Whether you believe that Mozilla was too early or too late to the mobile OS party, I think it's safe to say, given that Apple and Google also (probably not coincidentally) dominate the mobile browser market, mobile Web stands a better chance of thriving if these dominating forces are pushing it forward. The fact is that Google at least, is already very much doing this, being a driving force for the progressive app concept, and adding support for it in Chrome for Android. Apple on the other hand has been reluctant to get behind the technology at the heart of PWAs, though there are signs that their position might be shifting. The differing positions of Apple and Google comes as no surprise, when you consider their differing business models (one makes electronic devices, the other collects data), but as long as Apple resists implementing the features that define progressive Web apps, some developers will be reluctant to embrace the Web as a legitimate alternative to native mobile apps. I'm somewhat optimistic on this issue however, I think we can draw a parallel with an earlier phase of browser evolution. When Web designers really started to push the boundaries of what a website could look like, Internet Explorer was dragging its feet in terms of its rendering capabilities. One could argue that Microsoft was forced to play catch up when users started switching their browser to the likes of FireFox. This of course relied on Web designers and developers pushing the boundaries, not letting them be drawn by Microsoft.

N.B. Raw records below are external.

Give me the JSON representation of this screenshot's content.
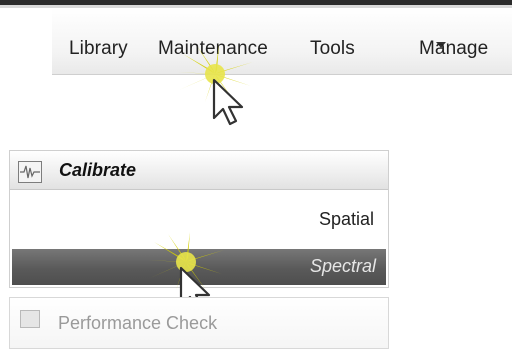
{
  "menubar": {
    "items": [
      {
        "label": "Library"
      },
      {
        "label": "Maintenance"
      },
      {
        "label": "Tools"
      },
      {
        "label": "Manage"
      }
    ],
    "dropdown_icon": "caret-down-icon"
  },
  "calibrate_panel": {
    "title": "Calibrate",
    "icon": "waveform-icon",
    "items": [
      {
        "label": "Spatial",
        "selected": false
      },
      {
        "label": "Spectral",
        "selected": true
      }
    ]
  },
  "next_section": {
    "label": "Performance Check",
    "icon": "checkbox-icon"
  },
  "highlights": {
    "burst_color": "#d4d000",
    "cursor_icon": "arrow-cursor-icon"
  }
}
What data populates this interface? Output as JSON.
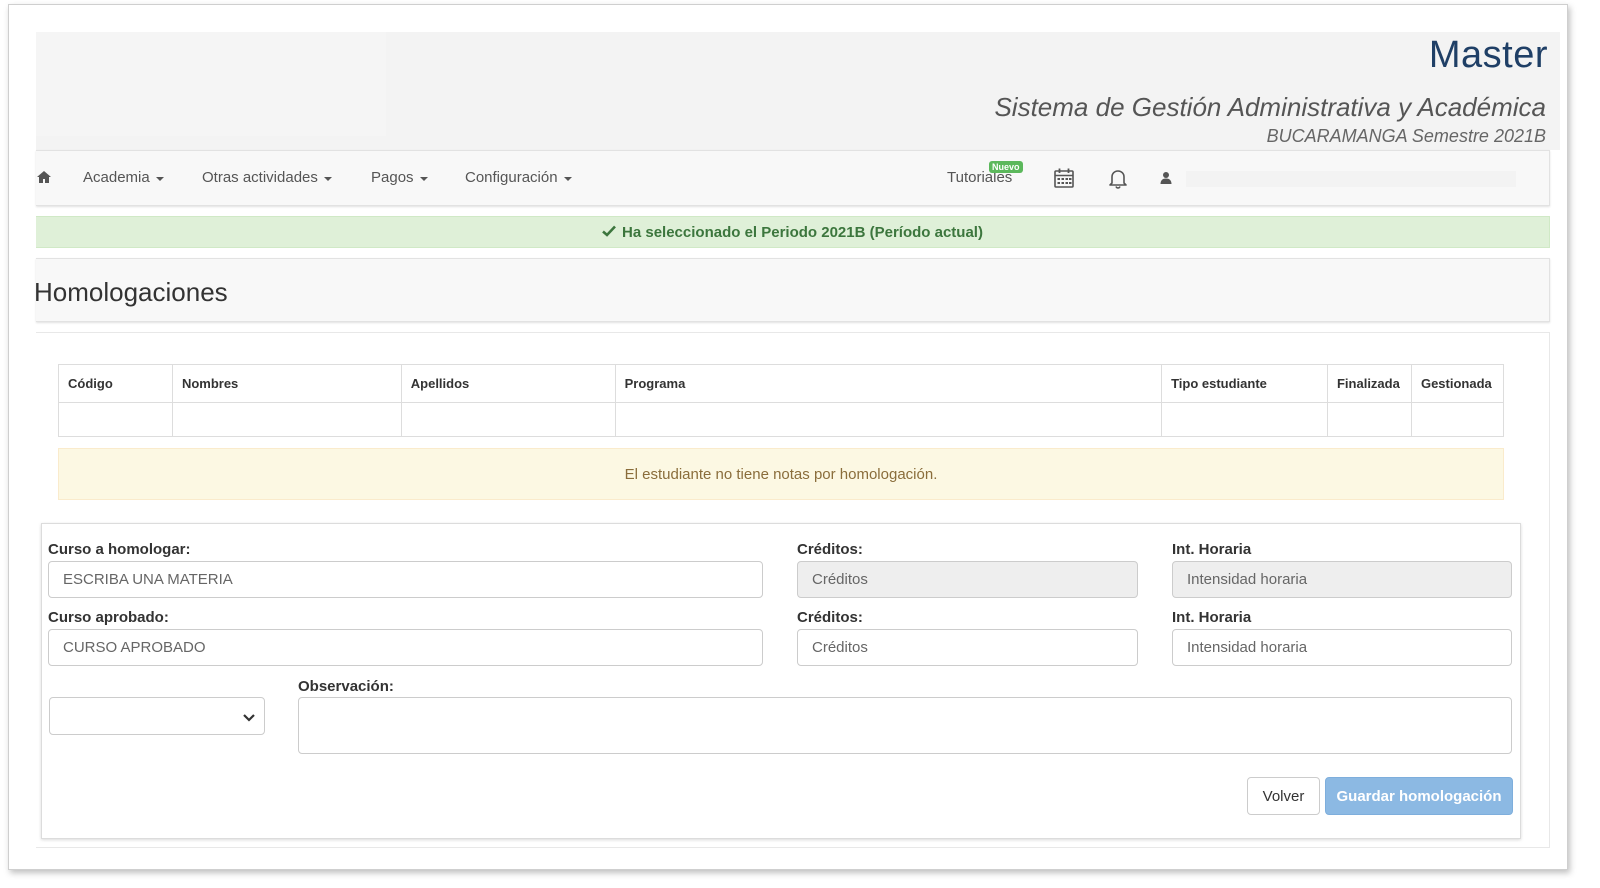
{
  "brand": {
    "title": "Master",
    "subtitle": "Sistema de Gestión Administrativa y Académica",
    "campus": "BUCARAMANGA Semestre 2021B"
  },
  "nav": {
    "home_icon": "home-icon",
    "items": [
      {
        "label": "Academia"
      },
      {
        "label": "Otras actividades"
      },
      {
        "label": "Pagos"
      },
      {
        "label": "Configuración"
      }
    ],
    "tutorials": "Tutoriales",
    "new_badge": "Nuevo",
    "icons": [
      "calendar-icon",
      "bell-icon",
      "user-icon"
    ]
  },
  "alert_success": "Ha seleccionado el Periodo 2021B (Período actual)",
  "page_title": "Homologaciones",
  "table": {
    "headers": [
      "Código",
      "Nombres",
      "Apellidos",
      "Programa",
      "Tipo estudiante",
      "Finalizada",
      "Gestionada"
    ],
    "rows": [
      [
        "",
        "",
        "",
        "",
        "",
        "",
        ""
      ]
    ]
  },
  "alert_warning": "El estudiante no tiene notas por homologación.",
  "form": {
    "curso_homologar_label": "Curso a homologar:",
    "curso_homologar_placeholder": "ESCRIBA UNA MATERIA",
    "creditos1_label": "Créditos:",
    "creditos1_placeholder": "Créditos",
    "int_horaria1_label": "Int. Horaria",
    "int_horaria1_placeholder": "Intensidad horaria",
    "curso_aprobado_label": "Curso aprobado:",
    "curso_aprobado_placeholder": "CURSO APROBADO",
    "creditos2_label": "Créditos:",
    "creditos2_placeholder": "Créditos",
    "int_horaria2_label": "Int. Horaria",
    "int_horaria2_placeholder": "Intensidad horaria",
    "observacion_label": "Observación:",
    "select_value": ""
  },
  "buttons": {
    "volver": "Volver",
    "guardar": "Guardar homologación"
  },
  "colors": {
    "brand": "#1f3f66",
    "success_bg": "#dff0d8",
    "warning_bg": "#fcf8e3",
    "primary": "#8cb9e3"
  }
}
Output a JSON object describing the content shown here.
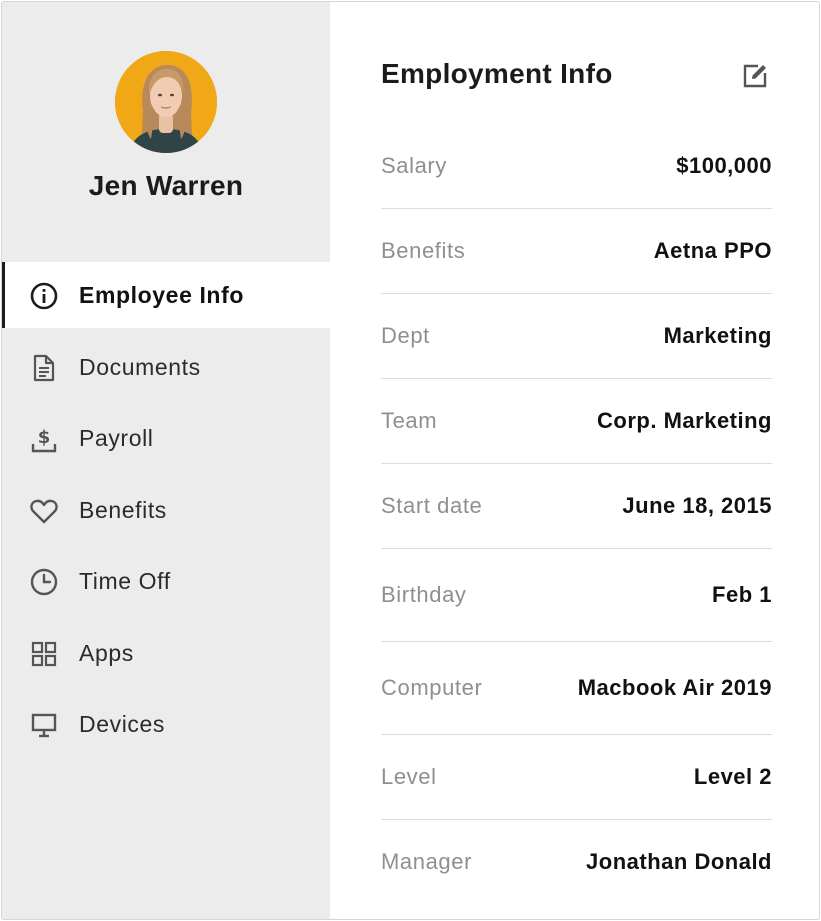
{
  "profile": {
    "name": "Jen Warren",
    "avatar_bg": "#f0a816"
  },
  "sidebar": {
    "items": [
      {
        "label": "Employee Info",
        "icon": "info-icon",
        "active": true
      },
      {
        "label": "Documents",
        "icon": "document-icon",
        "active": false
      },
      {
        "label": "Payroll",
        "icon": "payroll-icon",
        "active": false
      },
      {
        "label": "Benefits",
        "icon": "heart-icon",
        "active": false
      },
      {
        "label": "Time Off",
        "icon": "clock-icon",
        "active": false
      },
      {
        "label": "Apps",
        "icon": "apps-grid-icon",
        "active": false
      },
      {
        "label": "Devices",
        "icon": "monitor-icon",
        "active": false
      }
    ]
  },
  "main": {
    "title": "Employment Info",
    "edit_icon": "edit-icon",
    "fields": [
      {
        "label": "Salary",
        "value": "$100,000"
      },
      {
        "label": "Benefits",
        "value": "Aetna PPO"
      },
      {
        "label": "Dept",
        "value": "Marketing"
      },
      {
        "label": "Team",
        "value": "Corp. Marketing"
      },
      {
        "label": "Start date",
        "value": "June 18, 2015"
      },
      {
        "label": "Birthday",
        "value": "Feb 1"
      },
      {
        "label": "Computer",
        "value": "Macbook Air 2019"
      },
      {
        "label": "Level",
        "value": "Level 2"
      },
      {
        "label": "Manager",
        "value": "Jonathan Donald"
      }
    ]
  },
  "colors": {
    "sidebar_bg": "#ececec",
    "active_item_bg": "#ffffff",
    "text_primary": "#1b1b1b",
    "text_muted": "#8f8f8f",
    "divider": "#dcdcdc"
  }
}
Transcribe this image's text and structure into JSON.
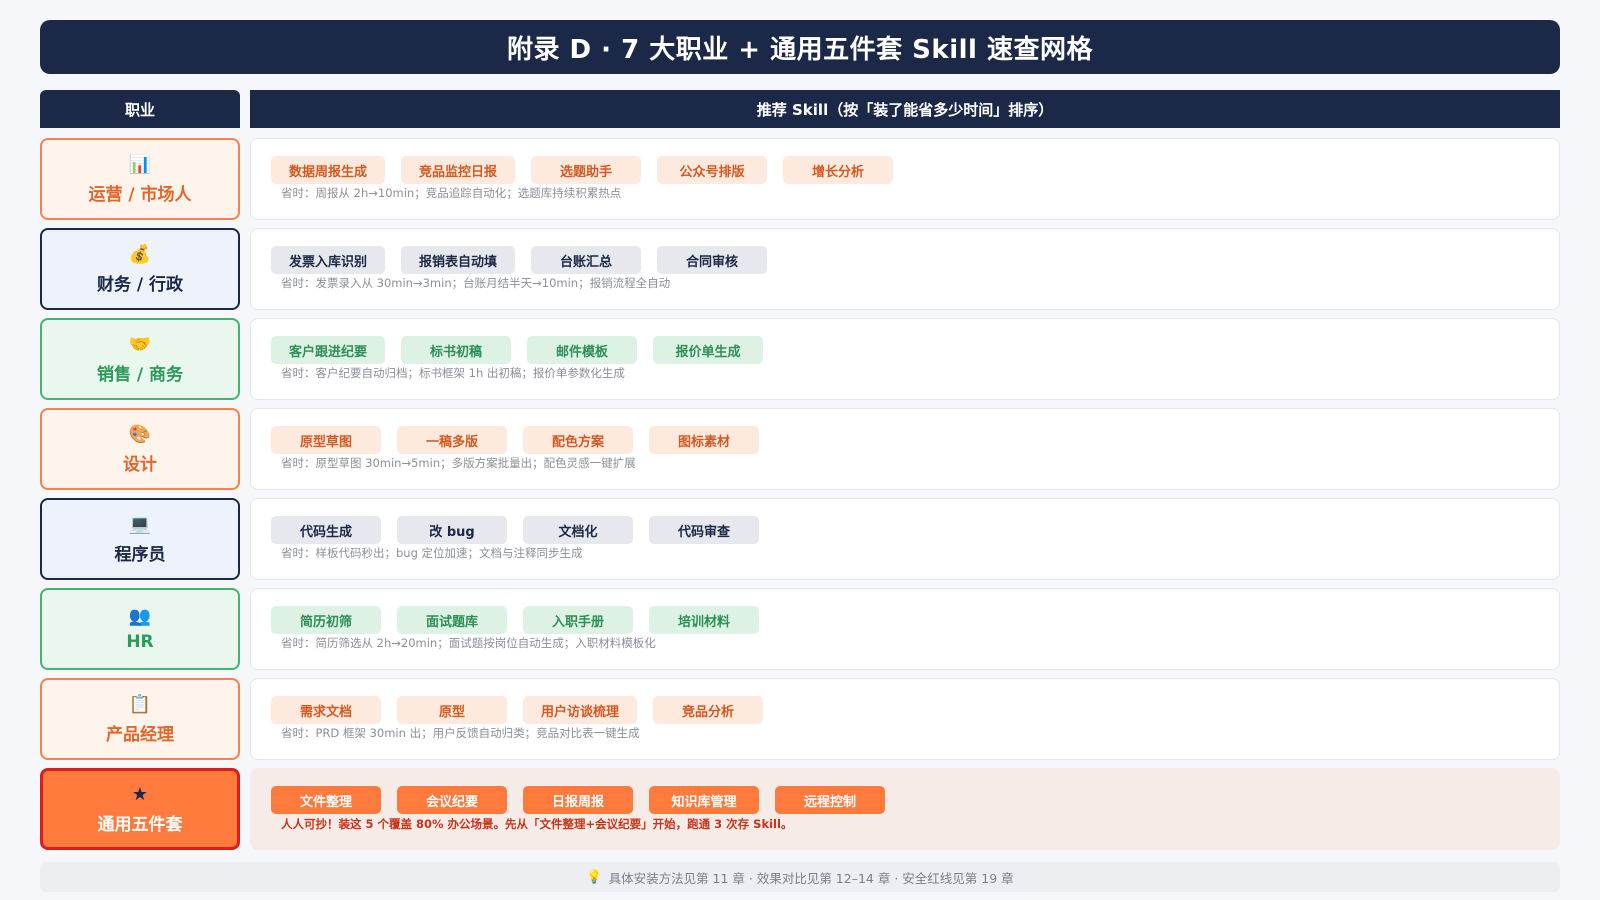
{
  "title": "附录 D · 7 大职业 + 通用五件套 Skill 速查网格",
  "header": {
    "left": "职业",
    "right": "推荐 Skill（按「装了能省多少时间」排序）"
  },
  "rows": [
    {
      "role": "运营 / 市场人",
      "icon": "📊",
      "skills": [
        "数据周报生成",
        "竞品监控日报",
        "选题助手",
        "公众号排版",
        "增长分析"
      ],
      "note": "省时：周报从 2h→10min；竞品追踪自动化；选题库持续积累热点"
    },
    {
      "role": "财务 / 行政",
      "icon": "💰",
      "skills": [
        "发票入库识别",
        "报销表自动填",
        "台账汇总",
        "合同审核"
      ],
      "note": "省时：发票录入从 30min→3min；台账月结半天→10min；报销流程全自动"
    },
    {
      "role": "销售 / 商务",
      "icon": "🤝",
      "skills": [
        "客户跟进纪要",
        "标书初稿",
        "邮件模板",
        "报价单生成"
      ],
      "note": "省时：客户纪要自动归档；标书框架 1h 出初稿；报价单参数化生成"
    },
    {
      "role": "设计",
      "icon": "🎨",
      "skills": [
        "原型草图",
        "一稿多版",
        "配色方案",
        "图标素材"
      ],
      "note": "省时：原型草图 30min→5min；多版方案批量出；配色灵感一键扩展"
    },
    {
      "role": "程序员",
      "icon": "💻",
      "skills": [
        "代码生成",
        "改 bug",
        "文档化",
        "代码审查"
      ],
      "note": "省时：样板代码秒出；bug 定位加速；文档与注释同步生成"
    },
    {
      "role": "HR",
      "icon": "👥",
      "skills": [
        "简历初筛",
        "面试题库",
        "入职手册",
        "培训材料"
      ],
      "note": "省时：简历筛选从 2h→20min；面试题按岗位自动生成；入职材料模板化"
    },
    {
      "role": "产品经理",
      "icon": "📋",
      "skills": [
        "需求文档",
        "原型",
        "用户访谈梳理",
        "竞品分析"
      ],
      "note": "省时：PRD 框架 30min 出；用户反馈自动归类；竞品对比表一键生成"
    },
    {
      "role": "通用五件套",
      "icon": "★",
      "skills": [
        "文件整理",
        "会议纪要",
        "日报周报",
        "知识库管理",
        "远程控制"
      ],
      "note": "人人可抄！装这 5 个覆盖 80% 办公场景。先从「文件整理+会议纪要」开始，跑通 3 次存 Skill。"
    }
  ],
  "footer": "具体安装方法见第 11 章 · 效果对比见第 12–14 章 · 安全红线见第 19 章",
  "colors": {
    "navy": "#1b2847",
    "orange": "#f3824f",
    "green": "#3fb56f",
    "accent": "#ff7a3d",
    "red": "#d91e1e"
  }
}
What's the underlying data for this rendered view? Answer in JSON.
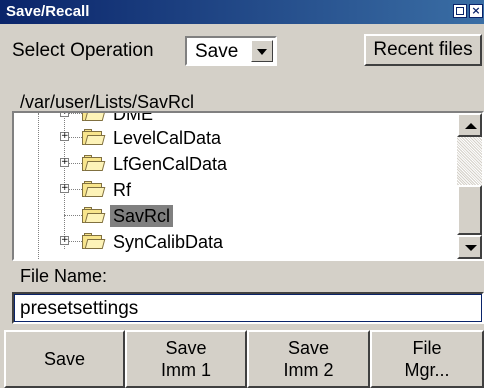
{
  "window": {
    "title": "Save/Recall",
    "close_glyph": "×"
  },
  "operation": {
    "label": "Select Operation",
    "value": "Save"
  },
  "recent_button": "Recent files",
  "path": "/var/user/Lists/SavRcl",
  "tree": {
    "items": [
      {
        "label": "DME",
        "expandable": true,
        "selected": false
      },
      {
        "label": "LevelCalData",
        "expandable": true,
        "selected": false
      },
      {
        "label": "LfGenCalData",
        "expandable": true,
        "selected": false
      },
      {
        "label": "Rf",
        "expandable": true,
        "selected": false
      },
      {
        "label": "SavRcl",
        "expandable": false,
        "selected": true
      },
      {
        "label": "SynCalibData",
        "expandable": true,
        "selected": false
      }
    ],
    "expander_glyph": "+"
  },
  "file_name": {
    "label": "File Name:",
    "value": "presetsettings"
  },
  "buttons": {
    "save": "Save",
    "save_imm1_l1": "Save",
    "save_imm1_l2": "Imm 1",
    "save_imm2_l1": "Save",
    "save_imm2_l2": "Imm 2",
    "file_mgr_l1": "File",
    "file_mgr_l2": "Mgr..."
  },
  "icons": {
    "folder": "folder-icon",
    "scroll_up": "arrow-up-icon",
    "scroll_down": "arrow-down-icon"
  }
}
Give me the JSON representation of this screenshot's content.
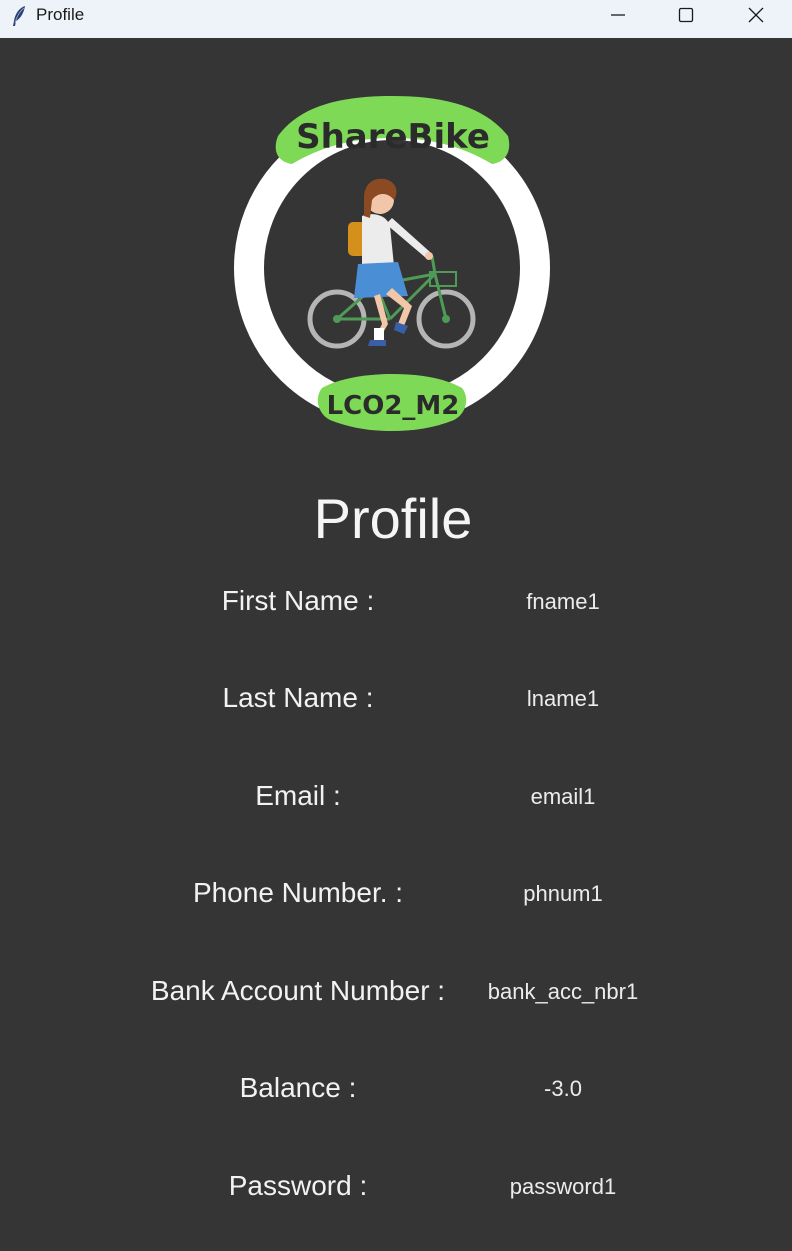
{
  "window": {
    "title": "Profile",
    "controls": [
      "minimize-icon",
      "maximize-icon",
      "close-icon"
    ]
  },
  "logo": {
    "top_text": "ShareBike",
    "bottom_text": "LCO2_M2",
    "accent_color": "#7ed957",
    "ring_color": "#ffffff"
  },
  "page": {
    "title": "Profile"
  },
  "fields": [
    {
      "label": "First Name :",
      "value": "fname1"
    },
    {
      "label": "Last Name :",
      "value": "lname1"
    },
    {
      "label": "Email :",
      "value": "email1"
    },
    {
      "label": "Phone Number. :",
      "value": "phnum1"
    },
    {
      "label": "Bank Account Number :",
      "value": "bank_acc_nbr1"
    },
    {
      "label": "Balance :",
      "value": "-3.0"
    },
    {
      "label": "Password :",
      "value": "password1"
    }
  ],
  "colors": {
    "background": "#353535",
    "titlebar": "#eef3f9",
    "text": "#f2f2f2"
  }
}
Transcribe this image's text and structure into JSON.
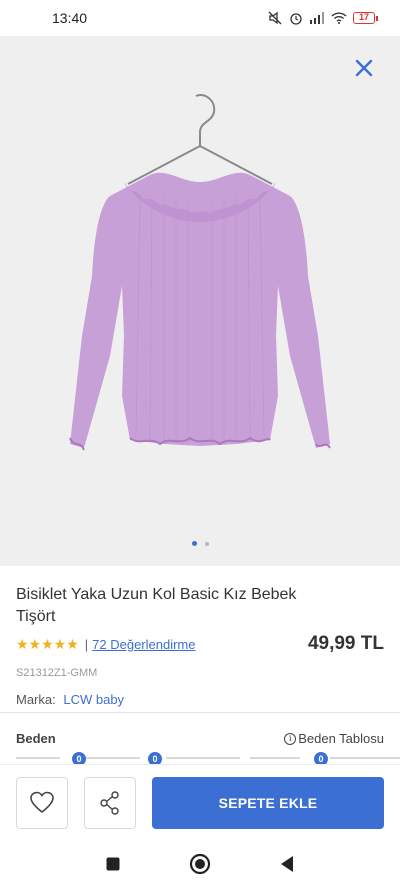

2017 has been a significant year in the story of how we interact with our mobile devices, how developers build the applications that make them useful, and ultimately how we interface with the internet. The release of a mobile Web app by Twitter gave credibility to the idea that we may be at the dawn of a new era of mobile app. For those of us excited by this idea though, the disbanding of the FireFox OS team reminded us that we had been here before, and gave us pause for thought. While we may not see a wholesale replacement of the app ecosystem, such as a Web based OS, any time soon; in my assessment, the Web will continue to evolve to meet our mobile needs, just as it did our desktop needs. That is to say that the Web on mobile devices will become more sophisticated, more integrated, and more utilised. Just as with the earlier Web evolutions, there remains a need for creation and adoption of cross browser standards, to keep the platform viable, and to avoid a situation where developers replace native app development with some sort of OS dependant Web development. At this time, one of the biggest question-marks on the future of mobile Web appears to be Apple's adoption of the emerging developments. I believe though that if the Web community keeps pushing the boundaries of the platform, then Apple will adopt the standards, rather than have Safari become the next Internet Explorer. We should make no mistake though, an open Web is something that we increasingly need to fight for; the push-back against the app store paradigm is just one of the battles.